As I looked back, I realized that many of the pastors I observed, drove everything from Range Rovers to Bentleys.  For some pastors this came from smart investments or from for-profit ventures. For a lot of pastors this income usually did not come through investments or business ventures.  This income usually comes to pastors though tithes and offerings.  There are a few that have refused or returned their salaries because they have made huge incomes from sales of books they’ve authored and other ventures that proved profitable.  Many wealthy pastors don’t gain the bulk of their wealth through writing books, but from a salary derived from tithes and offerings.  Those tithes and offerings usually come from people giving 10% of a hard earned income they can’t afford to pay but feel obligated biblically to pay.  Some give like I gave, in complete ignorance, hoping one day, supernaturally, God would send a “breakthrough”.  An eye opener happened when I read one thing Dr. Kelly wrote, “Old Covenant tithing was motivated and mandated by Law, not love. In fact, during most of Israel’s history, the prophets were God’s primary spokesmen – and not the tithe-receiving Levites and priests.”

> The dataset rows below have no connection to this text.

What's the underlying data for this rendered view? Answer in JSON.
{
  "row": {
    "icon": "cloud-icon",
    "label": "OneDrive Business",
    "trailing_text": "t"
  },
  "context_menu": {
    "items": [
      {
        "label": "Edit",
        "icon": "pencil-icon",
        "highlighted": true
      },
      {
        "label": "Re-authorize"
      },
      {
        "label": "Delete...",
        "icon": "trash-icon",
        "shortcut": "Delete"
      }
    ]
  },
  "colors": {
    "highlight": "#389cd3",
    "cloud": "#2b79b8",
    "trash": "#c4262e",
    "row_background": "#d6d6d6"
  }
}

In many churches the main spokesmen for God were the pastors.  If we were under the Old Covenant, pastors would be the prophets.  It’s also important to note that under Old Covenant rules, the janitorial staff and the music staff would be considered the Levites.  Under Old Covenant Law, prophets would never receive anything from tithes, only the Levites and Priests would.  As a side note, priests’ main gig was to go before God and give sacrifices to atone for the sins of the people.  God took care of his spokesmen called prophets. People took care of the priests and Levites. As a side note, according to 1 Peter 2:9 all Christians are priests.

The whole thing boils down to money.  Getting people to donate would be difficult unless it were biblically mandated. It would be especially difficult to gain donations if those donations were going to extravagant lifestyles and concert venue-styled buildings as it is for some pastors.  OK, now you are scared and probably ready to call me a heretic, but before you do answer these questions:

  • Where does Jesus, Paul or anybody tell us specifically to tithe under the New Covenant? Oh, and don’t come to me with Matthew 5:18 until you give up pork and shell fish and begin sacrificing animals.
  • Where in the scripture do you find tithing that does not involve food?  (Gen 14:20 doesn’t count.  10% went to the Melchizedek and 90% went to Aner, Eshol and Mamre who all were not God’s people.)
  • Why is it that some pastors and those close to those pastors the greatest fiscal beneficiaries of tithes and offerings?
  • Why would God allow poor people who tithe to remain poor?
  • What windfall has happened for you as a result of tithing as opposed to windfalls do to smart business decisions and or gifts or talent?

This all may sound like I am bitter or even a little angry.  I am not bitter but I am angry about God’s people being fleeced regularly to support the upkeep of “church” buildings and the lifestyles of some jet-setting “men of God.” Should pastors receive a salary?  Yes.  Should they receive a large salary?  A pastor’s salary should be determined by the shareholders of the company (parishioners).  If a group of people decide to invest in a pastor’s  pursuits as a leader, that’s fair, as long as it is not because they are under the illusion that it is scripturally mandated.  I would submit that that is probably not the case in many instances.  If most parishioners knew that they had a choice, and that God would love for their dollars to be spread out through philanthropic efforts in and outside the organization we call “the church”, not only would offerings go way down across the country, but attendance would probably drop, as well.  A lot of these big church campuses would close and Oprah would get a lot more donations to her Angel Network.

To tithe or not to tithe is still an interesting question. Principally, charitable giving is admirable and biblical. With that said, I believe we should all take everything in  and weigh things evenly  ask the hard questions.

It’s worth it.

Don’t miss these great stories!


Did God Tell Us To Tithe?  was originally published on